2001 Featured Story #2: Dr. Gary Westfall: The Little Big Bang

Gary Westfall in front of a detector image displaying a collision of gold nuclei

A few microseconds after the big bang, the universe existed as a soup of quarks and gluons.  These quarks and gluons were not confined in nucleons as we find them today but instead formed a plasma of nearly massless quarks and gluons.  Using the Relativistic Heavy Ion Collider (RHIC) at Brookhaven National Laboratory on Long Island, New York, nuclear physicists are attempting to recreate this state of matter (on a small scale, of course!) by colliding two beams of gold nuclei each with kinetic energies of 100 GeV/nucleon.  This energy is thought to be high enough to create an extended system of deconfined quarks and gluons.  To detect the quark-gluon plasma, nuclear physicists have created four specialized detection systems to measure the expected 10,000 particles per collision; STAR and PHENIX, PHOBOS and BRAHMS.


Aerial View of Brookhaven National Laboratory on Long Island shows the lab site with the MP tandem Van de Graff injector, the Alternating Gradient Synchrotron (AGS), and the RHIC ring.

To seek out evidence of this new state of matter, MSU nuclear physicist Dr. Gary Westfall is working with the STAR (Solenoidal Tracker at RHIC) detector, which consists of a large room temperature solenoidal magnet, the world's largest time projection chamber (TPC), a silicon vertex tracker (SVT), two forward TPCs (FTPCs), a central trigger barrel/time-of-flight array, a ring-imaging cerenkov hodoscope (RICH), and an electromagnetic calorimeter (EMC).

A drawing of the Solenoidal Tracker at RHIC (STAR).

Last summer RHIC began it first physics run with the first event being recorded by STAR June 12, 2000. The main part of the run was carried out with two gold beams of 65 GeV/nucleon giving a center of mass energy = 130 GeV. A typical event observed by STAR is shown below as registered by the TPC. This view is looking down the beam axis at the TPC. This event is a central collision with about 1,500 tracks registered. RHIC and STAR finished the first physics September 2000 and will resume running early this summer and run through April 2002.

Central collision of two gold nuclei at = 130 GeV recorded in the STAR detector at RHIC. The color of the track represents the energy loss of the particle in the P10 gas of the TPC with warmer colors signifying higher energy loss.

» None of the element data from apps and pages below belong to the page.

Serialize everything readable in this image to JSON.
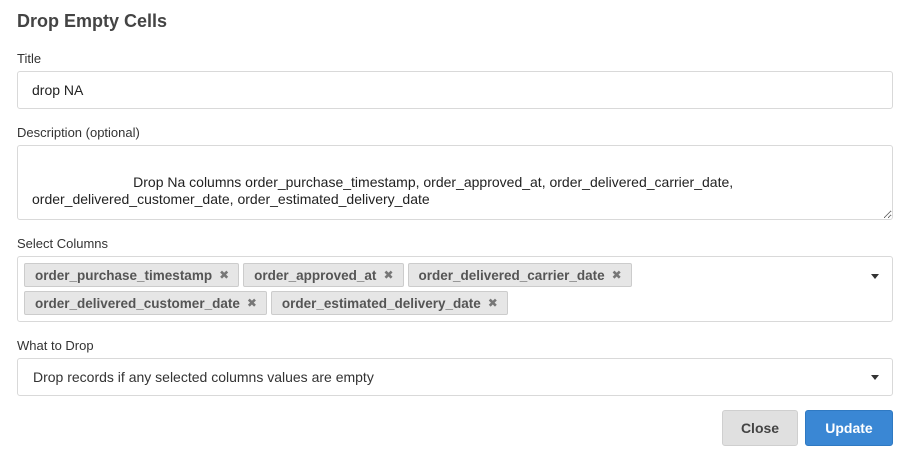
{
  "dialog": {
    "title": "Drop Empty Cells"
  },
  "title_field": {
    "label": "Title",
    "value": "drop NA"
  },
  "description_field": {
    "label": "Description (optional)",
    "value": "                          Drop Na columns order_purchase_timestamp, order_approved_at, order_delivered_carrier_date, order_delivered_customer_date, order_estimated_delivery_date"
  },
  "select_columns": {
    "label": "Select Columns",
    "tags": [
      "order_purchase_timestamp",
      "order_approved_at",
      "order_delivered_carrier_date",
      "order_delivered_customer_date",
      "order_estimated_delivery_date"
    ],
    "remove_glyph": "✖"
  },
  "what_to_drop": {
    "label": "What to Drop",
    "selected": "Drop records if any selected columns values are empty"
  },
  "buttons": {
    "close": "Close",
    "update": "Update"
  }
}
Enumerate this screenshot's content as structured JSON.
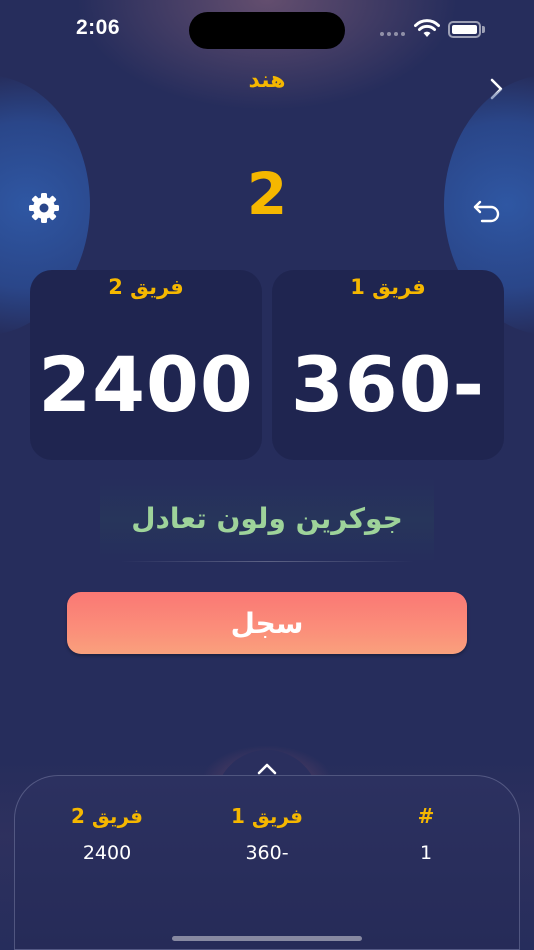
{
  "status_bar": {
    "time": "2:06"
  },
  "header": {
    "title": "هند"
  },
  "round": {
    "number": "2"
  },
  "teams": [
    {
      "label": "فريق 2",
      "score": "2400"
    },
    {
      "label": "فريق 1",
      "score": "360-"
    }
  ],
  "game": {
    "name": "جوكرين ولون تعادل"
  },
  "actions": {
    "record_label": "سجل"
  },
  "history": {
    "headers": {
      "team2": "فريق 2",
      "team1": "فريق 1",
      "index": "#"
    },
    "rows": [
      {
        "team2": "2400",
        "team1": "360-",
        "index": "1"
      }
    ]
  },
  "icons": {
    "back": "chevron-right-icon",
    "settings": "gear-icon",
    "undo": "undo-icon",
    "expand": "chevron-up-icon"
  },
  "colors": {
    "accent": "#f5b700",
    "background": "#262d5c",
    "card": "#1f2550",
    "game_name": "#9ed39a",
    "record_button": "#fa8a78"
  }
}
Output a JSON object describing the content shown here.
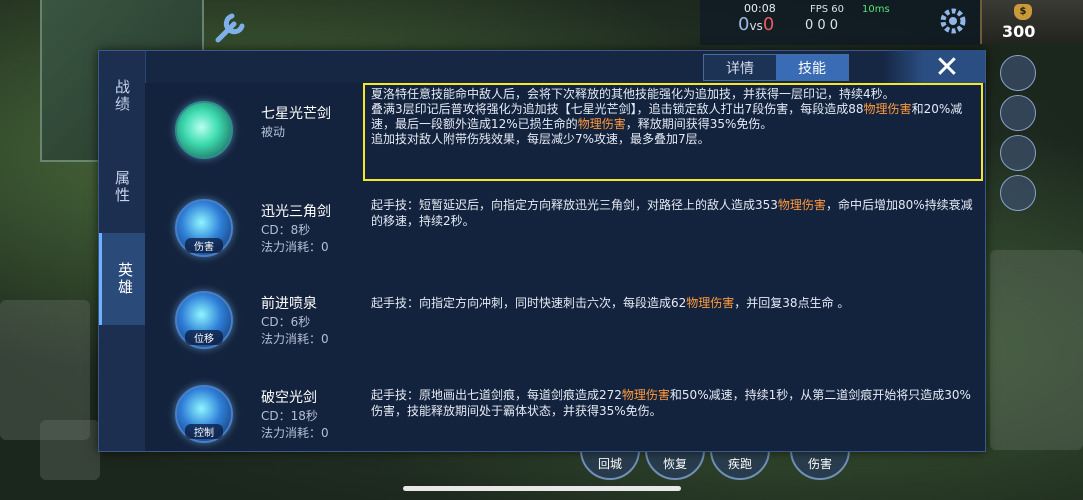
{
  "hud": {
    "timer": "00:08",
    "score_blue": "0",
    "score_vs": "vs",
    "score_red": "0",
    "fps": "FPS 60",
    "ping": "10ms",
    "kda": "0 0 0",
    "gold": "300",
    "gold_icon_label": "$"
  },
  "side_tabs": [
    {
      "label": "战绩"
    },
    {
      "label": "属性"
    },
    {
      "label": "英雄"
    }
  ],
  "top_tabs": [
    {
      "label": "详情"
    },
    {
      "label": "技能"
    }
  ],
  "close_label": "✕",
  "skills": [
    {
      "name": "七星光芒剑",
      "sub1": "被动",
      "desc_parts": [
        {
          "t": "夏洛特任意技能命中敌人后，会将下次释放的其他技能强化为追加技，并获得一层印记，持续4秒。"
        },
        {
          "t": "叠满3层印记后普攻将强化为追加技【七星光芒剑】，追击锁定敌人打出7段伤害，每段造成88"
        },
        {
          "t": "物理伤害",
          "hl": true
        },
        {
          "t": "和20%减速，最后一段额外造成12%已损生命的"
        },
        {
          "t": "物理伤害",
          "hl": true
        },
        {
          "t": "，释放期间获得35%免伤。"
        },
        {
          "t": "追加技对敌人附带伤残效果，每层减少7%攻速，最多叠加7层。"
        }
      ]
    },
    {
      "name": "迅光三角剑",
      "cd": "CD：8秒",
      "cost": "法力消耗：0",
      "tag": "伤害",
      "desc_parts": [
        {
          "t": "起手技：短暂延迟后，向指定方向释放迅光三角剑，对路径上的敌人造成353"
        },
        {
          "t": "物理伤害",
          "hl": true
        },
        {
          "t": "，命中后增加80%持续衰减的移速，持续2秒。"
        }
      ]
    },
    {
      "name": "前进喷泉",
      "cd": "CD：6秒",
      "cost": "法力消耗：0",
      "tag": "位移",
      "desc_parts": [
        {
          "t": "起手技：向指定方向冲刺，同时快速刺击六次，每段造成62"
        },
        {
          "t": "物理伤害",
          "hl": true
        },
        {
          "t": "，并回复38点生命 。"
        }
      ]
    },
    {
      "name": "破空光剑",
      "cd": "CD：18秒",
      "cost": "法力消耗：0",
      "tag": "控制",
      "desc_parts": [
        {
          "t": "起手技：原地画出七道剑痕，每道剑痕造成272"
        },
        {
          "t": "物理伤害",
          "hl": true
        },
        {
          "t": "和50%减速，持续1秒，从第二道剑痕开始将只造成30%伤害，技能释放期间处于霸体状态，并获得35%免伤。"
        }
      ]
    }
  ],
  "bottom_skills": [
    {
      "label": "回城"
    },
    {
      "label": "恢复"
    },
    {
      "label": "疾跑"
    },
    {
      "label": "伤害"
    }
  ],
  "colors": {
    "highlight_box": "#f5e626",
    "damage_text": "#ff9a3c",
    "panel_bg": "#162744",
    "active_tab": "#3a6cb5"
  }
}
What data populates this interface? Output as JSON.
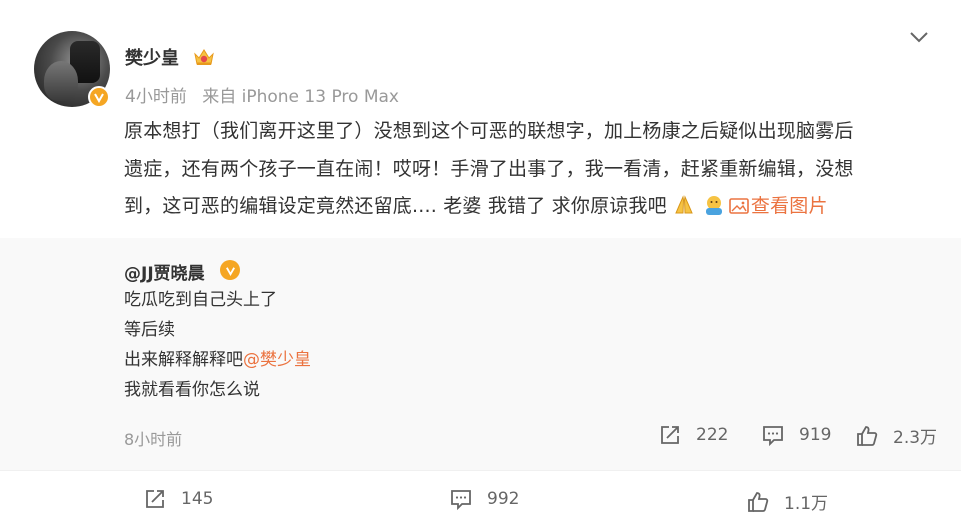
{
  "post": {
    "author": "樊少皇",
    "time": "4小时前",
    "source": "来自 iPhone 13 Pro Max",
    "text_lines": [
      "原本想打（我们离开这里了）没想到这个可恶的联想字，加上杨康之后疑似出现脑雾后",
      "遗症，还有两个孩子一直在闹！哎呀！手滑了出事了，我一看清，赶紧重新编辑，没想",
      "到，这可恶的编辑设定竟然还留底.... 老婆 我错了 求你原谅我吧"
    ],
    "view_pics_label": "查看图片",
    "stats": {
      "reposts": "145",
      "comments": "992",
      "likes": "1.1万"
    }
  },
  "repost": {
    "author": "@JJ贾晓晨",
    "lines": [
      "吃瓜吃到自己头上了",
      "等后续",
      "出来解释解释吧"
    ],
    "mention": "@樊少皇",
    "last_line": "我就看看你怎么说",
    "time": "8小时前",
    "stats": {
      "reposts": "222",
      "comments": "919",
      "likes": "2.3万"
    }
  },
  "icons": {
    "verified": "verified-badge-icon",
    "crown": "crown-icon",
    "menu": "chevron-down-icon",
    "share": "share-icon",
    "comment": "comment-icon",
    "like": "thumbs-up-icon",
    "picture": "picture-icon",
    "emoji_pray": "pray-emoji-icon",
    "emoji_hug": "hug-emoji-icon"
  },
  "colors": {
    "accent": "#eb7340",
    "verified": "#f5a623",
    "muted": "#999999"
  }
}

MSU nuclear physicist Gary Westfall and his group are collaborating in the STAR experiment. MSU is responsible for the construction of the optical fibers for the barrel EMC and the endcap EMC. The barrel EMC consists of 120 modules each containing 40 towers each with 21 layers of scintillator and towers each with 24 layers of scintillator and lead. Both the barrel and endcap EMCs have shower maximum detectors embedded at a depth of five radiation lengths to provide high spatial resolution and hadronic/electromagnetic separation. Completion date for the calorimeters is early 2004.

STAR has published its first physics result in Physical Review Letters (Phys. Rev. Lett. 86, 402 (2001) ) and has several more in preparation. MSU is carrying out an analysis project to clock the time of hadronization in RHIC collisions using the recently proposed balance function.

Gary Westfall is a member of the STAR Council and is the Convener for the Event-by-Event Physics Working Group in STAR. During the last run Gary Westfall served as Period Coordinator for the last two weeks of the run.

You can learn more about Gary's research at http://www.nscl.msu.edu/~westfall/